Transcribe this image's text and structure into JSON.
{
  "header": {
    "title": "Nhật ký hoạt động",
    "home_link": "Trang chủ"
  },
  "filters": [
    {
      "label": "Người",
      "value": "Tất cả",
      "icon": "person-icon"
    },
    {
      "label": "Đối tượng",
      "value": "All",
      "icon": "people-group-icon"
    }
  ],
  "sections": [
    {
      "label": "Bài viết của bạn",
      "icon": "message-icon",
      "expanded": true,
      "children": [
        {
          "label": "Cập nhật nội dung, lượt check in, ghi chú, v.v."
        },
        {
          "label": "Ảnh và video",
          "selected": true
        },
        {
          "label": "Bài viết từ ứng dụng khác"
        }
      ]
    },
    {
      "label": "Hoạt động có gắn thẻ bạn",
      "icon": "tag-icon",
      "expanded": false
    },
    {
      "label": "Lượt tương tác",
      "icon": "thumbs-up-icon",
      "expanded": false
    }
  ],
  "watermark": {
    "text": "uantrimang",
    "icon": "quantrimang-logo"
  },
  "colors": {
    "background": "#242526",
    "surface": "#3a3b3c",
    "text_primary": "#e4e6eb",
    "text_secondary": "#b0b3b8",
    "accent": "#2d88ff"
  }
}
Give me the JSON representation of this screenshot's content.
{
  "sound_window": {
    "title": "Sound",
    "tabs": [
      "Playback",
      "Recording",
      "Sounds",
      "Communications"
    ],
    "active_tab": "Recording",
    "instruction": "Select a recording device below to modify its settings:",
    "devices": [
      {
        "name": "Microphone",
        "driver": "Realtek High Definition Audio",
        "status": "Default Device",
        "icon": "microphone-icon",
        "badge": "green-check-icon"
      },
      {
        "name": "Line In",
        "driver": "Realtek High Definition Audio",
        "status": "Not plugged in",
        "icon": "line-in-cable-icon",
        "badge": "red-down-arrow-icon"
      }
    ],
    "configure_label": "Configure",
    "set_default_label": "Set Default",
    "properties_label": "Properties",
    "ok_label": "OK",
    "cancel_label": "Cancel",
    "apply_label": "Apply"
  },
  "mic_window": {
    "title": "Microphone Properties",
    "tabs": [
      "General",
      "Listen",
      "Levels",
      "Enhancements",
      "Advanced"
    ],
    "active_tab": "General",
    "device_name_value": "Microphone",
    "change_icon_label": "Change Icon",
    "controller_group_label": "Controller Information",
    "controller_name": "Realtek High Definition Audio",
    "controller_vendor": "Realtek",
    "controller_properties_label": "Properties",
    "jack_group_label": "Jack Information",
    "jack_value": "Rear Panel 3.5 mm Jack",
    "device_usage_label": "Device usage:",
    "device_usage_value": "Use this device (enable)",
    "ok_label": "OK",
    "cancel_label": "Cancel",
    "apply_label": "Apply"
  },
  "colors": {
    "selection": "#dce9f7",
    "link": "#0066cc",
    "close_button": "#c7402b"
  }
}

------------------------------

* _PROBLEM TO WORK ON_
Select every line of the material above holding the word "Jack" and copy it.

* _ANSWER SPACE_
    "jack_group_label": "Jack Information",
    "jack_value": "Rear Panel 3.5 mm Jack",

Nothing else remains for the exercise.